How to survive setting up a business with your husband

Six tips on combining work and marriage

It’s not an easy decision, going into business with your partner. After all, we all know how nice it is to get home from work, vent to your other half about what’s been going on in the office and then switch off from the day job until the alarm clock goes again the next day.

Of course, working together brings a whole other level of emotion and pressure into the mix, but it can be really fulfilling – even during lockdown.

When I first started working with my husband, David, it wasn’t just a new experience working together, it was a whole new industry too.

David’s business, Gas Angel, is a gas engineering company, and I hadn’t previously known anything about the sector other than sometimes, I needed my boiler fixing. Funnily enough, it was during a time when I needed my boiler servicing that I first met David on a dating website! Who knew ‘gas engineer’ would be such an exciting proposition for somebody looking for love!

Amy Mooney shares her tips on how to start a business with your husband

I had worked in the creative agency world for many years and had my own award-winning company that I co-founded with a good friend and colleague, but after having my second child I was feeling jaded with agency life. After months of soul searching, I decided to join David, using my marketing and brand skills to add a new dimension to the business.

When we first started working together it was so exciting. We were completely buzzing, it was a real novelty. We’d stay up late and come up with ideas together and we spent the first couple of months trying to bring those ideas to life – which was great for David because he’s such an ideas person but never had the regular support that encouraged him to focus on the creative and strategic side of the business prior to us joining forces.

However, you can sometimes be a victim of your own success and, as business started to boom, David found he was needed back out on the road again, repairing customers’ boilers, leaving me to work on the strategic and creative side of things.

It was difficult for him leaving this side of work to me, especially as he’d began to really enjoy coming up new ideas and working on the business and not just in it – he just didn’t have the time or capacity to work them up, but I did.

This caused a bit of friction and a good few arguments, so I asked him to trust me to deliver. Life was all consuming, I was so focused on our new baby boy, my then 8-year- old, as well as the business, he felt pushed out of everything. It was really difficult striking that balance.

I was really over-zealous and so focused on the business. But David was more focused on the marriage – he felt that our partnership, our marriage, was the basis for everything working well together – us, the business, our role as parents. I knew then I needed a better balance and he wasn’t keen on me being so work-hungry.

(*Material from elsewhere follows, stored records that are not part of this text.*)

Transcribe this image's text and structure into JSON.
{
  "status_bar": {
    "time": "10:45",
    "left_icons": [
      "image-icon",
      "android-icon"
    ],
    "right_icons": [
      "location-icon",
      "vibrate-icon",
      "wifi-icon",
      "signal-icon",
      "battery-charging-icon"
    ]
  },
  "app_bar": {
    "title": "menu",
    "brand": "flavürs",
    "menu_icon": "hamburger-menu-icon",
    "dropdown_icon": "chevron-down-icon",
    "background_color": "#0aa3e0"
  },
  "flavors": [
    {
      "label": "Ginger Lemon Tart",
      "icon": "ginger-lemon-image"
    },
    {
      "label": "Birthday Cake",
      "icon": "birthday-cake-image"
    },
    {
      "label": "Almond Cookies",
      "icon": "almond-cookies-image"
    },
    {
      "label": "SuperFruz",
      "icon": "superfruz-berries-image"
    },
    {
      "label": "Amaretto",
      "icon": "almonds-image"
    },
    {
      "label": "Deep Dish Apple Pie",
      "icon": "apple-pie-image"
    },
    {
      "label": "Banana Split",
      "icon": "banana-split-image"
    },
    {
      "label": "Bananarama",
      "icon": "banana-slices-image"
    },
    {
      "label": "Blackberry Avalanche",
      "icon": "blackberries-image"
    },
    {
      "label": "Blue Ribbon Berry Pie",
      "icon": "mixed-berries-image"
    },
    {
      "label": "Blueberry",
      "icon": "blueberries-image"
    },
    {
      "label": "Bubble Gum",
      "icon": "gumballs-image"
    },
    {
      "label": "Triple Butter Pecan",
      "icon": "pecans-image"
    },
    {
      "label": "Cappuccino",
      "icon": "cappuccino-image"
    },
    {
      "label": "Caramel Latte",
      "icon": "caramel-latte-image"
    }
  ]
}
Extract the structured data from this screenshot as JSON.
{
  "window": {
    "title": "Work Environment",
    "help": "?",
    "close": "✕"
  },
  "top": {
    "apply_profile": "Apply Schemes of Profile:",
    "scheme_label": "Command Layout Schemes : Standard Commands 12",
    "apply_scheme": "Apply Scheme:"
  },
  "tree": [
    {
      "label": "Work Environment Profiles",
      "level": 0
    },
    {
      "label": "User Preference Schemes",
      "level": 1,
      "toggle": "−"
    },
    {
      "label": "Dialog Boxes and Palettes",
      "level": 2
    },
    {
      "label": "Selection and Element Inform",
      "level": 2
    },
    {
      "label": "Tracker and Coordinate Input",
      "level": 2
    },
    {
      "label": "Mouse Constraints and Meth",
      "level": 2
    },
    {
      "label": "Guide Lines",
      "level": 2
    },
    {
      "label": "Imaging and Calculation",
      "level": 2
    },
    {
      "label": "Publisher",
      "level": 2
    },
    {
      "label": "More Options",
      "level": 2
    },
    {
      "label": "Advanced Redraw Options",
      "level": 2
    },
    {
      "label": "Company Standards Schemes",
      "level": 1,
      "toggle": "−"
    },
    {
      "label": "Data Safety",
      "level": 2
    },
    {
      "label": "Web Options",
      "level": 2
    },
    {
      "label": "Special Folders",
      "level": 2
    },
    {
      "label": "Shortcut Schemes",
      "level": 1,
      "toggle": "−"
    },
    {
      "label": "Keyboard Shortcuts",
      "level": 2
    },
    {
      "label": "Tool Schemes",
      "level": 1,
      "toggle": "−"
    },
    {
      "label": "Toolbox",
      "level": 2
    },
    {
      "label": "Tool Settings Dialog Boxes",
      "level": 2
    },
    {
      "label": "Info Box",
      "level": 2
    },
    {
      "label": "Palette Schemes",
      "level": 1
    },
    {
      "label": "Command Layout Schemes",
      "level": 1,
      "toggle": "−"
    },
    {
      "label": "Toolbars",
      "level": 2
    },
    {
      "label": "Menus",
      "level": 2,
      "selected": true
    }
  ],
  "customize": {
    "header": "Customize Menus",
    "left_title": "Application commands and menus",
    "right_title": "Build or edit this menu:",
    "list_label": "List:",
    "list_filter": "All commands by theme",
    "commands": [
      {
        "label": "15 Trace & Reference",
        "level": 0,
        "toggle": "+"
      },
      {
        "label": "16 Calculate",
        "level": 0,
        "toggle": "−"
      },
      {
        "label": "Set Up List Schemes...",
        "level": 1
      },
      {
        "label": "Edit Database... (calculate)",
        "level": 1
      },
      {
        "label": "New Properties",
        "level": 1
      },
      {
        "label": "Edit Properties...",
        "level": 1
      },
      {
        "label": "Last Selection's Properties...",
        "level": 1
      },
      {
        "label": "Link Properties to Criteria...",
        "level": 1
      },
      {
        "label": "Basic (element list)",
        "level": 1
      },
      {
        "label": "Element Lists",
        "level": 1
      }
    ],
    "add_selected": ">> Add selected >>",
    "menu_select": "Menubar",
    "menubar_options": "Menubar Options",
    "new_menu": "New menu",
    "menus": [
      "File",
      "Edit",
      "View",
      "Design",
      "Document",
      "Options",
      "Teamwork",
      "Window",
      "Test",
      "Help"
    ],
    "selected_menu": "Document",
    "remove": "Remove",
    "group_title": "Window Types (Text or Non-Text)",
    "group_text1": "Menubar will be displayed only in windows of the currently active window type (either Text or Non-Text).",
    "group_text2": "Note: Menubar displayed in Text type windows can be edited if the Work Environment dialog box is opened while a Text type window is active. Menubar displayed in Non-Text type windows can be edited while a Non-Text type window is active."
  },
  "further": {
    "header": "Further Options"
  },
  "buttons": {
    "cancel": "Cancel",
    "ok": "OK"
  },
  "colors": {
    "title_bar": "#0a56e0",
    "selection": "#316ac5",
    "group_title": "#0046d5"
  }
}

We also found there was a lot of ‘you’re not my boss’ ping-ponging between the two of us. The dynamics were really tricky at first, but we put some rules in place, and started to get into the swing of things.

After just over a year of working together, however, lockdown struck and changed everything. Now, we had the kids at home, we were unable to work from our City Centre office and David spent a lot of time out on the road – leaving me at home with the kids and home-schooling. I became pretty resentful – thinking irrational thoughts like, ‘I didn’t sign up to this’.

Amy Mooney shares her tips on working with her husband

Just as David realised that our circumstances before were the resul